Then, in 1961, he was on the set of The Young Savages as a dialogue coach for three young actors, and his work attracted the attention of the film's veteran star, Burt Lancaster. In a 1990 interview with WHYY's Fresh Air, Pollack remembered being called into Lancaster's office.
"He said, 'You know, you ought to be a director. You really should. What do you want to be told what to do when you ought to be telling people what to do?' That was the way he put it. And he picked up the phone and he called Lew Wasserman, and said, 'Lew, I got a kid here, I don't know if he can direct, but he's talented and I want you to talk to him.' I'm quoting verbatim how. He said 'In any case, he can't be any worse than those bums you got workin' for you now.' "
Wasserman, the head of Universal Pictures, put Pollack under the wing of a producer, and before long Pollack was directing TV. He made his first feature film, The Slender Thread, in 1965. Film historian Patricia Erens says he followed it with many more that ran the gamut of genres.
"To me, he is the last of the great studio directors that could do just about anything, and he did. He made Westerns early on, action thrillers, melodramas, love stories," she said, adding that Pollack did more than repeat the conventional Hollywood forms — he gave them heft by giving them a twist.
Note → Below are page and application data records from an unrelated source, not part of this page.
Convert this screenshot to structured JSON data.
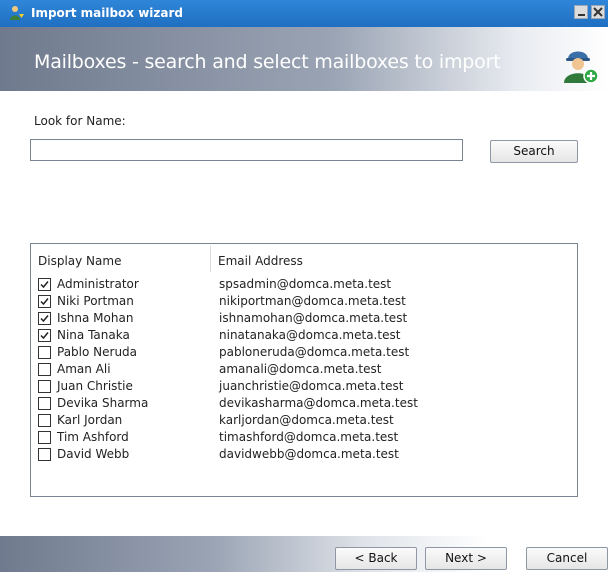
{
  "window": {
    "title": "Import mailbox wizard"
  },
  "header": {
    "subtitle": "Mailboxes - search and select mailboxes to import"
  },
  "search": {
    "label": "Look for Name:",
    "value": "",
    "button_label": "Search"
  },
  "list": {
    "columns": [
      "Display Name",
      "Email Address"
    ],
    "rows": [
      {
        "checked": true,
        "name": "Administrator",
        "email": "spsadmin@domca.meta.test"
      },
      {
        "checked": true,
        "name": "Niki Portman",
        "email": "nikiportman@domca.meta.test"
      },
      {
        "checked": true,
        "name": "Ishna Mohan",
        "email": "ishnamohan@domca.meta.test"
      },
      {
        "checked": true,
        "name": "Nina Tanaka",
        "email": "ninatanaka@domca.meta.test"
      },
      {
        "checked": false,
        "name": "Pablo Neruda",
        "email": "pabloneruda@domca.meta.test"
      },
      {
        "checked": false,
        "name": "Aman Ali",
        "email": "amanali@domca.meta.test"
      },
      {
        "checked": false,
        "name": "Juan Christie",
        "email": "juanchristie@domca.meta.test"
      },
      {
        "checked": false,
        "name": "Devika Sharma",
        "email": "devikasharma@domca.meta.test"
      },
      {
        "checked": false,
        "name": "Karl Jordan",
        "email": "karljordan@domca.meta.test"
      },
      {
        "checked": false,
        "name": "Tim Ashford",
        "email": "timashford@domca.meta.test"
      },
      {
        "checked": false,
        "name": "David Webb",
        "email": "davidwebb@domca.meta.test"
      }
    ]
  },
  "footer": {
    "back_label": "< Back",
    "next_label": "Next >",
    "cancel_label": "Cancel"
  },
  "icons": {
    "app": "user-import-icon",
    "header": "user-add-icon",
    "minimize": "minimize-icon",
    "close": "close-icon"
  },
  "colors": {
    "titlebar": "#1f6fc2",
    "header_dark": "#6f7a8e"
  }
}
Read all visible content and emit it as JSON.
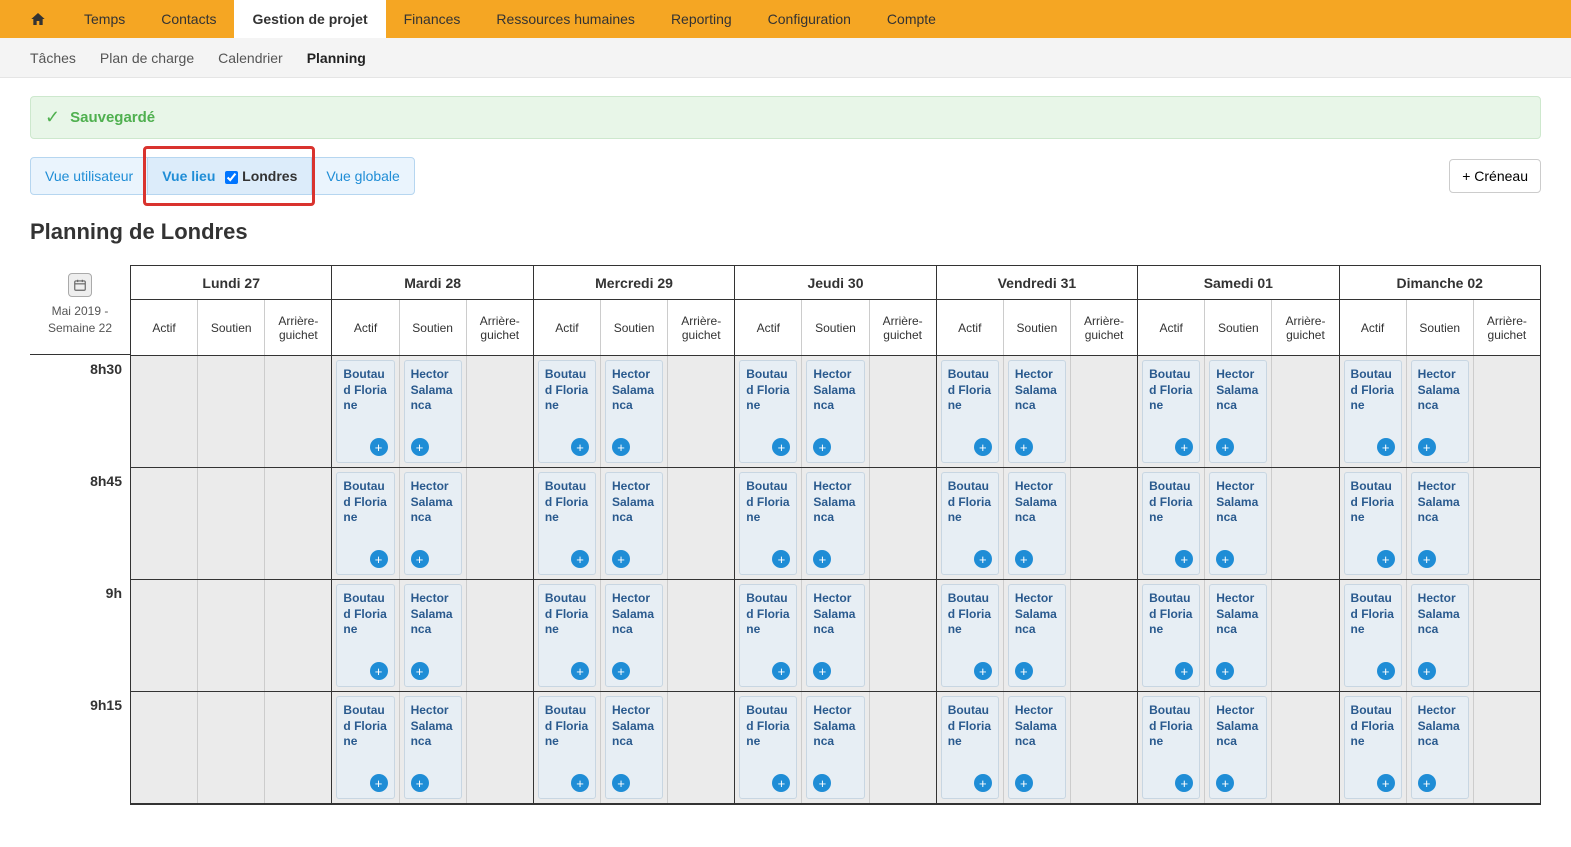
{
  "nav": {
    "tabs": [
      "Temps",
      "Contacts",
      "Gestion de projet",
      "Finances",
      "Ressources humaines",
      "Reporting",
      "Configuration",
      "Compte"
    ],
    "active": "Gestion de projet"
  },
  "subnav": {
    "tabs": [
      "Tâches",
      "Plan de charge",
      "Calendrier",
      "Planning"
    ],
    "active": "Planning"
  },
  "alert": {
    "text": "Sauvegardé"
  },
  "viewbar": {
    "user": "Vue utilisateur",
    "place": "Vue lieu",
    "location": "Londres",
    "global": "Vue globale"
  },
  "create_button": "+ Créneau",
  "page_title": "Planning de Londres",
  "timecol": {
    "period": "Mai 2019 - Semaine 22",
    "slots": [
      "8h30",
      "8h45",
      "9h",
      "9h15"
    ]
  },
  "subcols": [
    "Actif",
    "Soutien",
    "Arrière-guichet"
  ],
  "days": [
    "Lundi 27",
    "Mardi 28",
    "Mercredi 29",
    "Jeudi 30",
    "Vendredi 31",
    "Samedi 01",
    "Dimanche 02"
  ],
  "entries": {
    "actif_name": "Boutaud Floriane",
    "soutien_name": "Hector Salamanca"
  }
}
Michael Henry Wilson, a French-born filmmaker and friend of Pollack's, planned to shoot a documentary about Pollack before the director fell ill. Wilson says that Pollack returned to several themes over and over throughout his career.
"There's a line that you hear in practically all of Sydney's films — 'I'm going home' — and so many of his films are about finding yourself, finding your roots, finding your home. The journey is really what a lot of his films are about," Wilson says.
Howie Movshovitz reports from Colorado Public Radio.